TASK REQUIREMENTS:
Sift the material for lines containing "placeholder", and return them.

DATA:

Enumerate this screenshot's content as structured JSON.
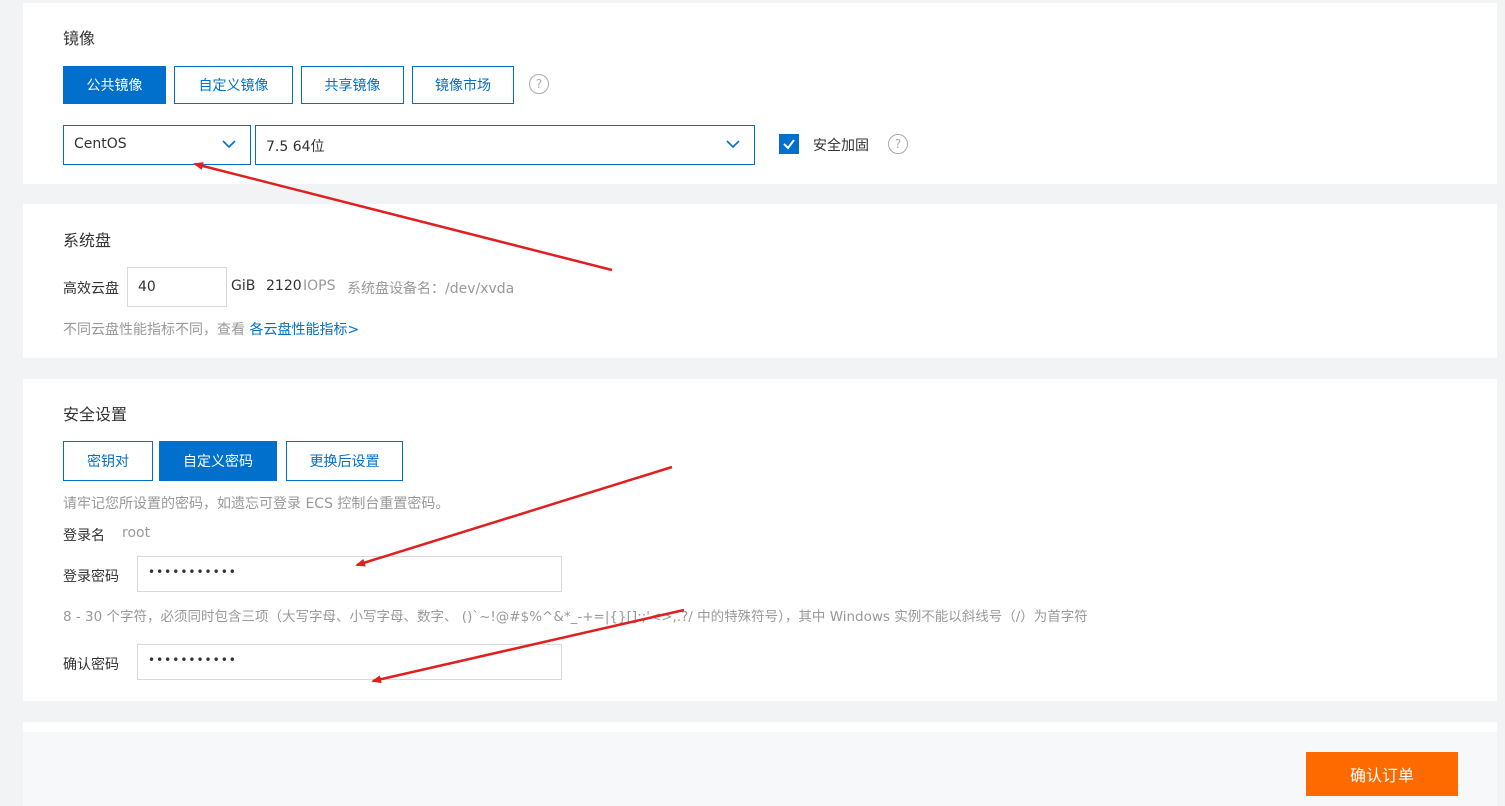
{
  "image_section": {
    "title": "镜像",
    "tabs": [
      {
        "label": "公共镜像",
        "active": true
      },
      {
        "label": "自定义镜像",
        "active": false
      },
      {
        "label": "共享镜像",
        "active": false
      },
      {
        "label": "镜像市场",
        "active": false
      }
    ],
    "help_glyph": "?",
    "os_select": "CentOS",
    "version_select": "7.5 64位",
    "security_harden_label": "安全加固",
    "security_harden_checked": true
  },
  "disk_section": {
    "title": "系统盘",
    "disk_type": "高效云盘",
    "size_value": "40",
    "size_unit": "GiB",
    "iops_value": "2120",
    "iops_unit": "IOPS",
    "device_label": "系统盘设备名：/dev/xvda",
    "note": "不同云盘性能指标不同，查看",
    "note_link": "各云盘性能指标>"
  },
  "security_section": {
    "title": "安全设置",
    "tabs": [
      {
        "label": "密钥对",
        "active": false
      },
      {
        "label": "自定义密码",
        "active": true
      },
      {
        "label": "更换后设置",
        "active": false
      }
    ],
    "hint": "请牢记您所设置的密码，如遗忘可登录 ECS 控制台重置密码。",
    "login_name_label": "登录名",
    "login_name_value": "root",
    "password_label": "登录密码",
    "password_value": "•••••••••••",
    "password_rule": "8 - 30 个字符，必须同时包含三项（大写字母、小写字母、数字、 ()`~!@#$%^&*_-+=|{}[]:;'<>,.?/ 中的特殊符号），其中 Windows 实例不能以斜线号（/）为首字符",
    "confirm_label": "确认密码",
    "confirm_value": "•••••••••••"
  },
  "footer": {
    "confirm_order_label": "确认订单"
  },
  "colors": {
    "primary": "#0070cc",
    "order_button": "#ff6a00",
    "annotation_arrow": "#e02020"
  }
}
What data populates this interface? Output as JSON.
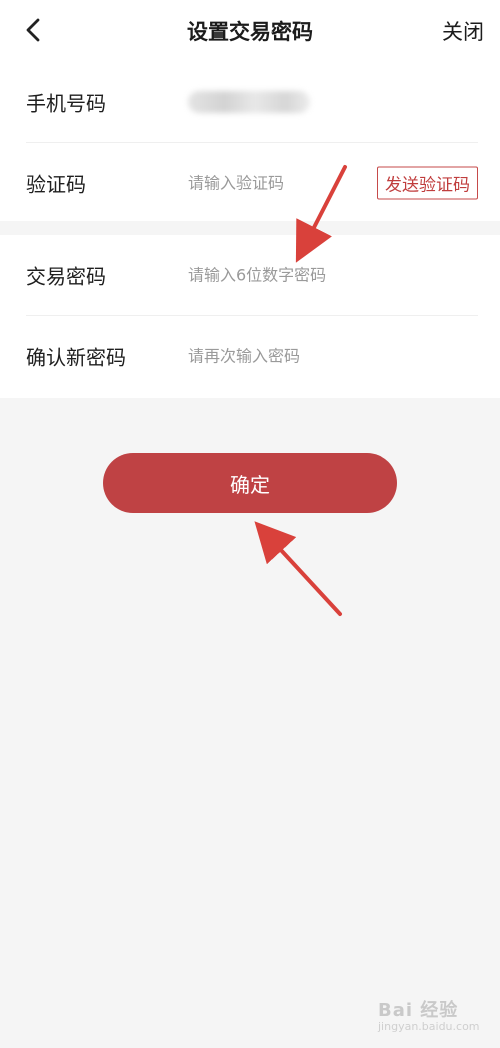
{
  "header": {
    "back_icon": "chevron-left-icon",
    "title": "设置交易密码",
    "close_label": "关闭"
  },
  "form": {
    "phone": {
      "label": "手机号码"
    },
    "verify_code": {
      "label": "验证码",
      "placeholder": "请输入验证码",
      "send_button": "发送验证码"
    },
    "trade_password": {
      "label": "交易密码",
      "placeholder": "请输入6位数字密码"
    },
    "confirm_password": {
      "label": "确认新密码",
      "placeholder": "请再次输入密码"
    }
  },
  "confirm_button": "确定",
  "watermark": {
    "text": "Bai 经验",
    "sub": "jingyan.baidu.com"
  },
  "colors": {
    "accent": "#bf4244",
    "send_button_border": "#c64a4a",
    "annotation_arrow": "#d9413b"
  }
}
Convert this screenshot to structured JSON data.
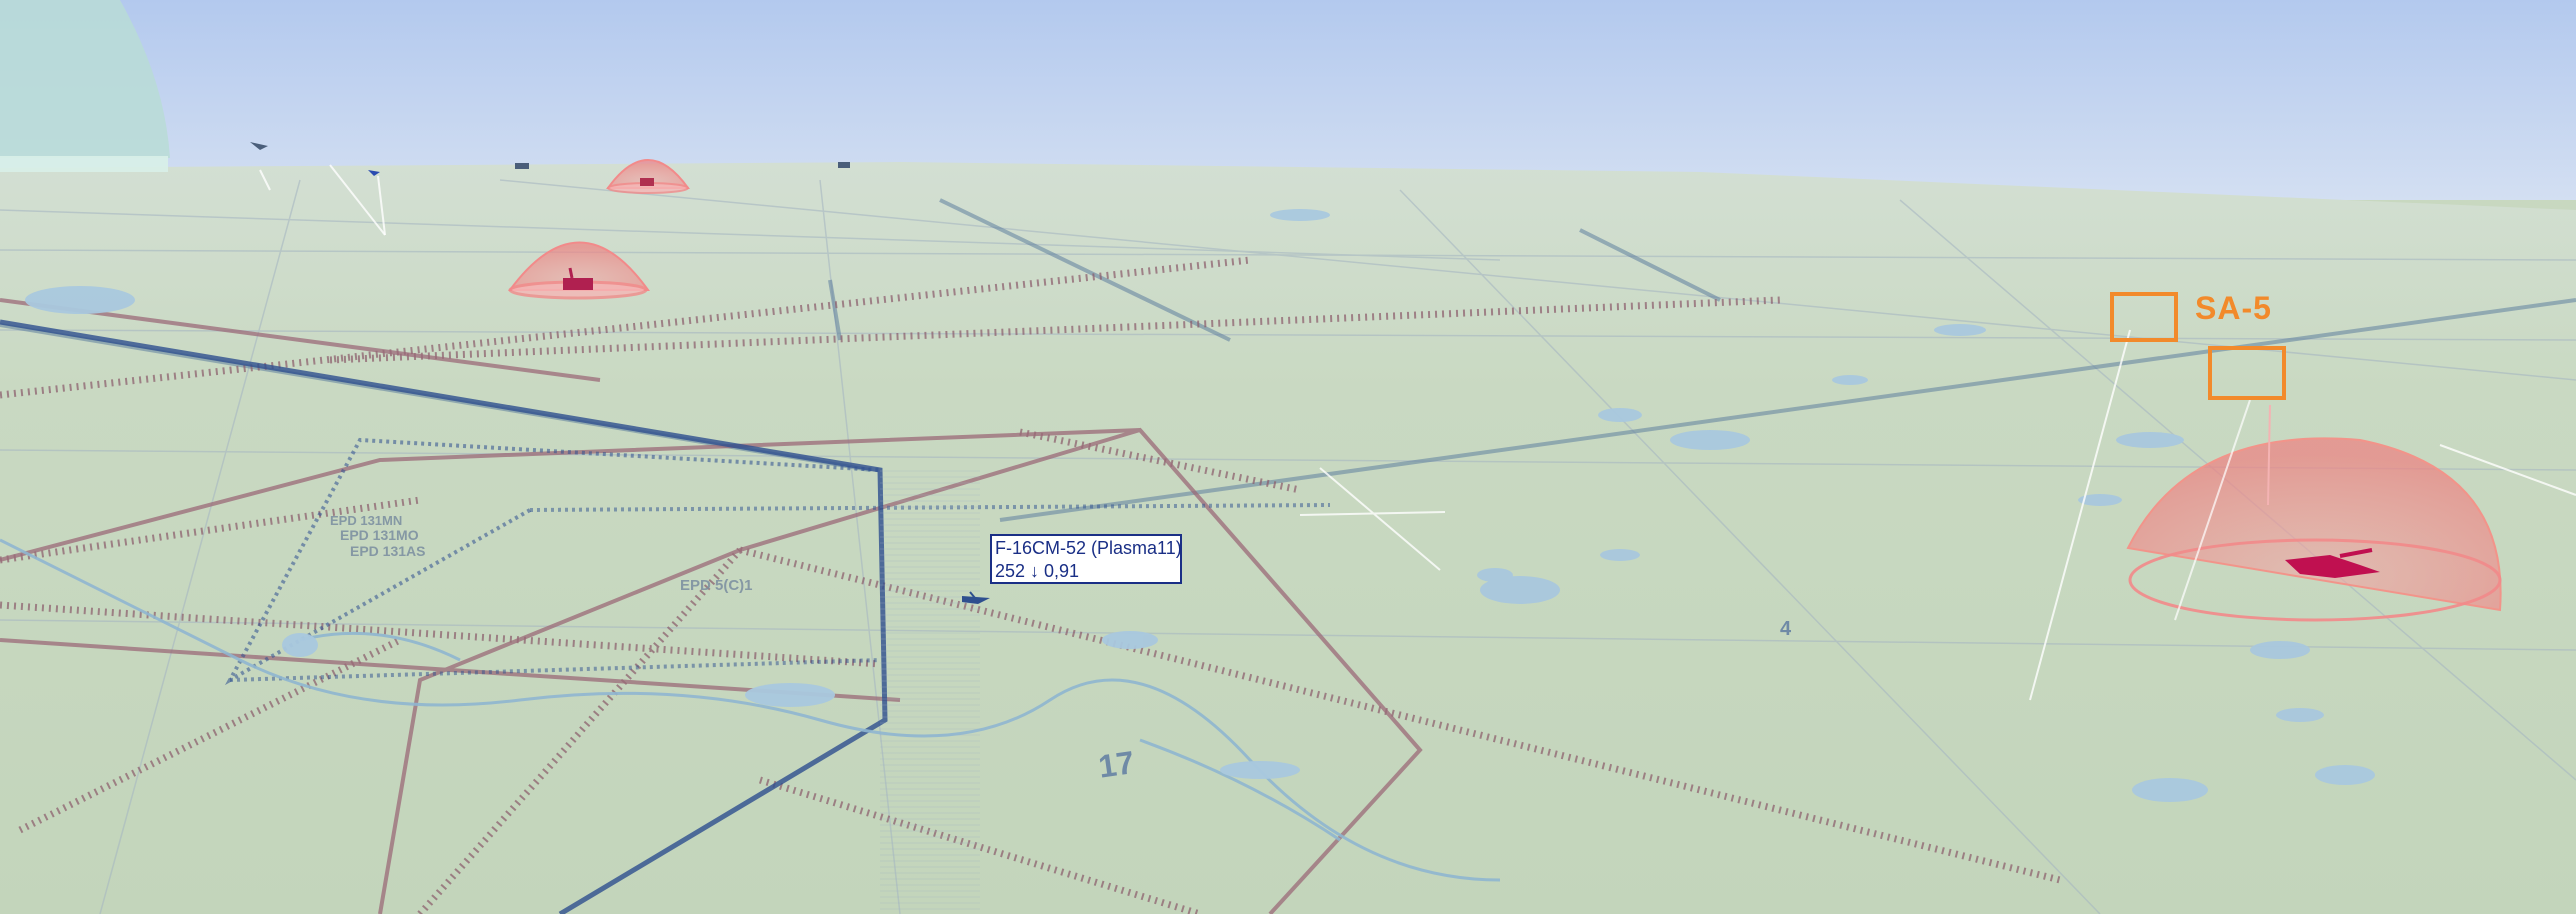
{
  "aircraft_label": {
    "callsign": "F-16CM-52 (Plasma11)",
    "info": "252 ↓ 0,91"
  },
  "threat": {
    "label": "SA-5",
    "color": "#f28a2b"
  },
  "map_labels": {
    "airspace_1": "EPD 131MO",
    "airspace_2": "EPD 131AS",
    "airspace_3": "EPD 131MN",
    "airspace_4": "EPD 5(C)1",
    "runway_number": "17",
    "grid_number": "4"
  },
  "colors": {
    "sky_top": "#b7ccee",
    "sky_horizon": "#cfdcf0",
    "terrain": "#c8d8c0",
    "water": "#a9c8de",
    "route_line": "#8a5a6a",
    "airspace_line": "#2e4f8f",
    "sam_dome": "#f08a8a",
    "label_border": "#1a2f86"
  },
  "icons": {
    "aircraft": "fighter-jet-icon",
    "sam_site": "sam-launcher-icon"
  }
}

PROBLEM SOLUTION:
      "placeholder": "请输入验证码",
      "placeholder": "请输入6位数字密码"
      "placeholder": "请再次输入密码"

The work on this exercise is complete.